Casey Stoney is now the 2nd longest tenured coach in the NWSL. She hasn’t coached a single NWSL game and her team won’t start playing until April.— Anthony DiCicco (@DiCiccoMethod) November 22, 2021
Back to Dames and the allegations against him. Once again, we have the excellent reporting of Washington Post’s Molly Hensley-Clancy to thank for this information; it was her reporting (and the brave Kaiya McCullough’s willingness to come forward) that shone a light on Richie Burke just a couple of months earlier.
According to the article, Dames for years controlled, berated and humiliated players, “breaking the boundaries of the player-coach relationship.” Christen Press first raised concerns about him in 2014 — seven years ago. She and others raised these concerns again in 2018, when U.S. Soccer was confirmed to have been given the reports on the abuse.
Seven players told the Post they felt Dames was emotionally abusive, five of whom tried to leave the club because of it.
“Things were happening that were inappropriate,” Press said. “But I’d been told to be quiet, that this was fine.”
For details on how Dames was abusive, I recommend reading Hensley-Clancy’s article. If you can’t afford to get around WaPo’s paywall, here’s a brief rundown of the allegations, which run the gamut from sexist to racist to just being a dick:
- He yelled at the mom of a young child: “If you can’t talk on the field, what kind of mother are you?”
- He mocked players’ educations and personal lives

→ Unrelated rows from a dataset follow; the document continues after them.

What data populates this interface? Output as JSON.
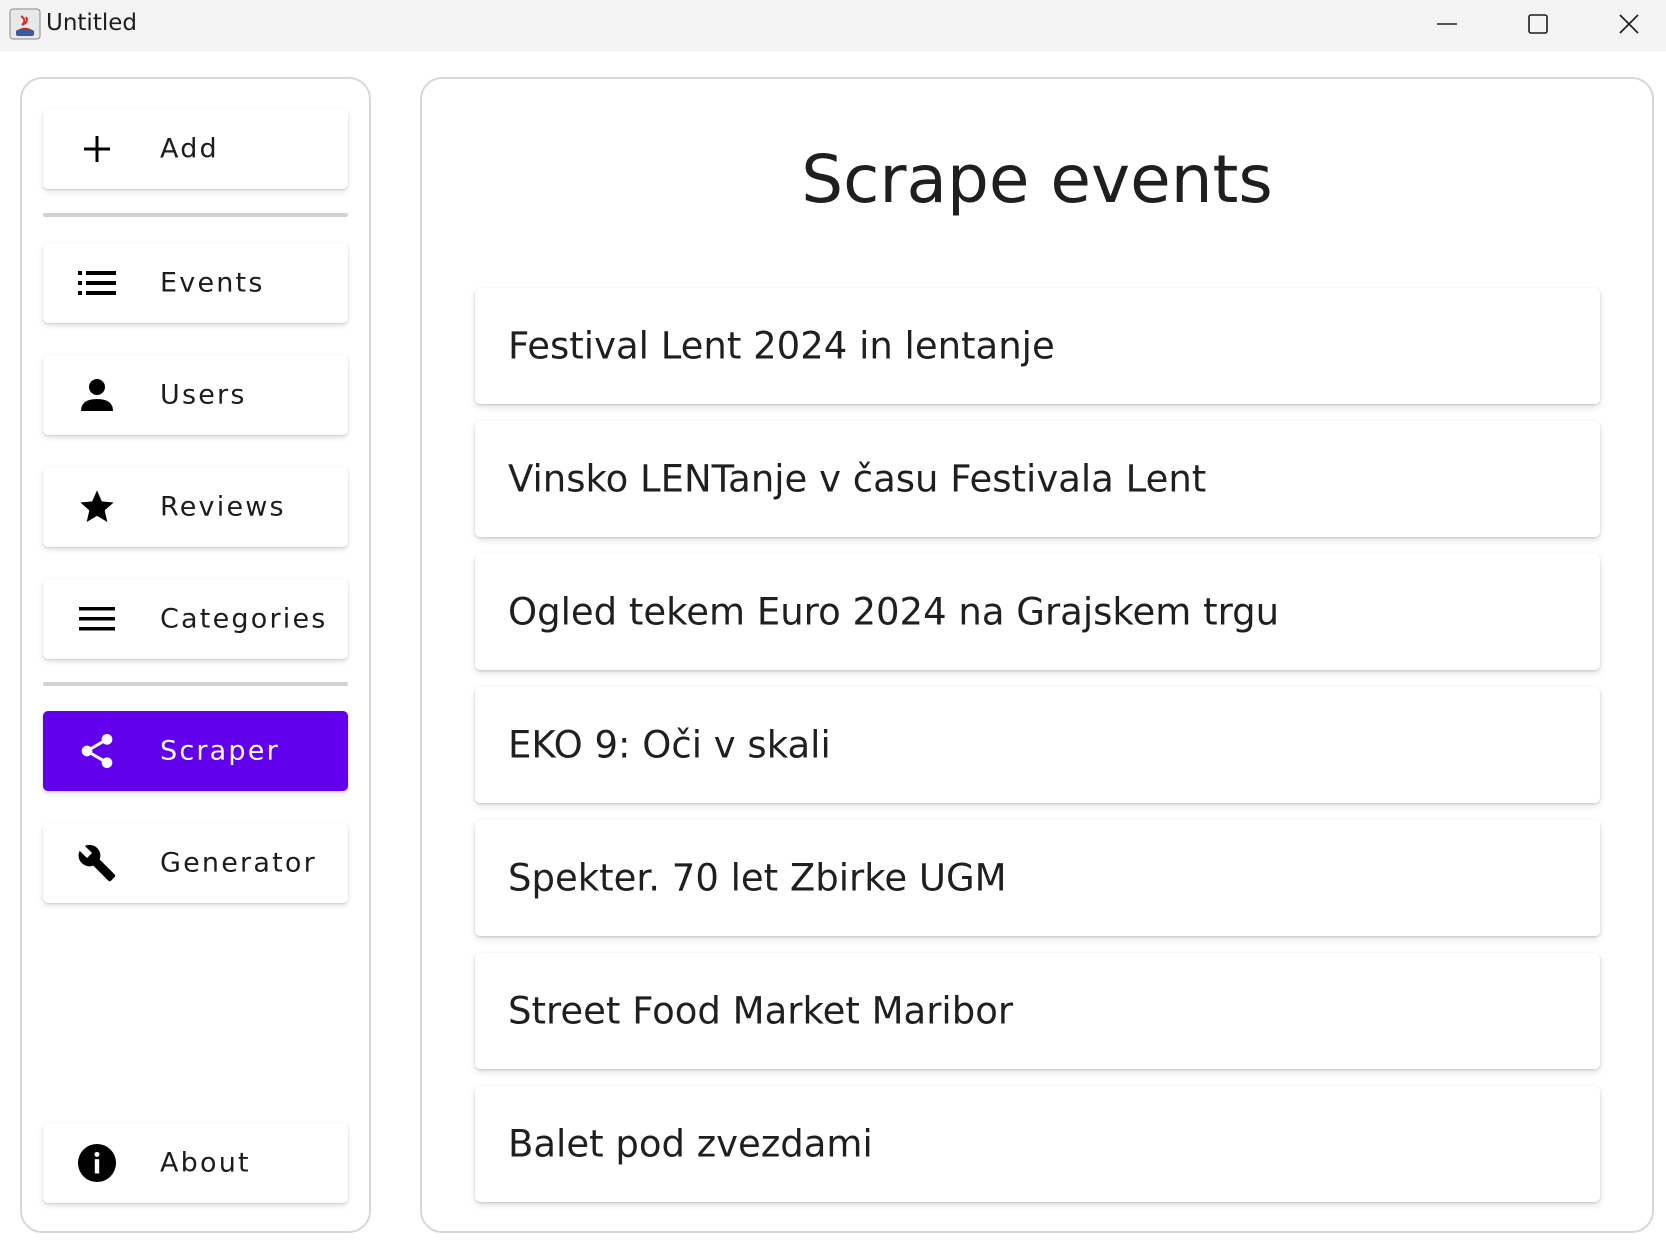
{
  "window": {
    "title": "Untitled",
    "controls": [
      "minimize-icon",
      "maximize-icon",
      "close-icon"
    ]
  },
  "sidebar": {
    "items": [
      {
        "label": "Add",
        "icon": "plus-icon",
        "active": false
      },
      {
        "label": "Events",
        "icon": "list-icon",
        "active": false
      },
      {
        "label": "Users",
        "icon": "person-icon",
        "active": false
      },
      {
        "label": "Reviews",
        "icon": "star-icon",
        "active": false
      },
      {
        "label": "Categories",
        "icon": "menu-icon",
        "active": false
      },
      {
        "label": "Scraper",
        "icon": "share-icon",
        "active": true
      },
      {
        "label": "Generator",
        "icon": "wrench-icon",
        "active": false
      },
      {
        "label": "About",
        "icon": "info-icon",
        "active": false
      }
    ]
  },
  "main": {
    "title": "Scrape events",
    "events": [
      "Festival Lent 2024 in lentanje",
      "Vinsko LENTanje v času Festivala Lent",
      "Ogled tekem Euro 2024 na Grajskem trgu",
      "EKO 9: Oči v skali",
      "Spekter. 70 let Zbirke UGM",
      "Street Food Market Maribor",
      "Balet pod zvezdami"
    ]
  },
  "colors": {
    "accent": "#6200ee",
    "titlebar": "#f3f3f3",
    "border": "#d7d7d7"
  }
}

- He said an Asian player should be smarter than how she was playing
- He called a player from Appalachia “trailer trash”
- He was controlling of players’ time both on and off the pitch
There’s much more than that, including the story of a young player who felt she had to repeatedly go to dinner with Dames to keep her roster spot, only to get benched when Dames met her boyfriend. Pay for the article; support good journalism.
To me, the most worrying aspect is that it appears U.S. Soccer ignored accusations against Dames for years. Press in particular felt she had to play in the NWSL to keep her spot on the USWNT and reported Dames to the Federation in 2018 to no avail. The USSF pointed to the fact former acting attorney general Sally Q. Yates is investigating the abuse allegations in the NWSL, but that doesn’t excuse what happened three years ago.
People like to say a lot that our understanding of what is "appropriate" in coaching has changed, but Christen Press raised concerns about Rory Dames in 2014. Multiple players raised them in 2018. It was clear to them then.https://t.co/38d1hQJRSt— Molly Hensley-Clancy (@mollyhc) November 22, 2021
It doesn’t help that the Chicago Red Stars tried to push Dames out the door before the allegations came to light. Far too often these men are able to silently leave town before setting up shop elsewhere to begin the abuse anew, as was the case when the Portland Thorns let Paul Riley leave and get a new gig in the same league, as was almost the case when the Spirit tried to say Burke was being reassigned and not fired.
It’s so disheartening to have to keep reporting on yet another abusive man in women’s soccer. (It’s not all men, but it’s predominantly men.) You keep thinking, “hopefully this is the end of it,” and it never is. The men with the power in this league keep hiring other men who are unqualified and unfit, and it must stop.
The NWSL just finished what was, on the pitch, a thrilling season; Rookie of the Year Trinity Rodman set up a dramatic overtime winner in the final on Saturday in a matchup of two underdogs. It was the Washington Spirit, whose coach was fired amid allegations of abuse in August, who beat the Red Stars in the final.
Hopefully that sparks a turning point for the league, but I doubt it.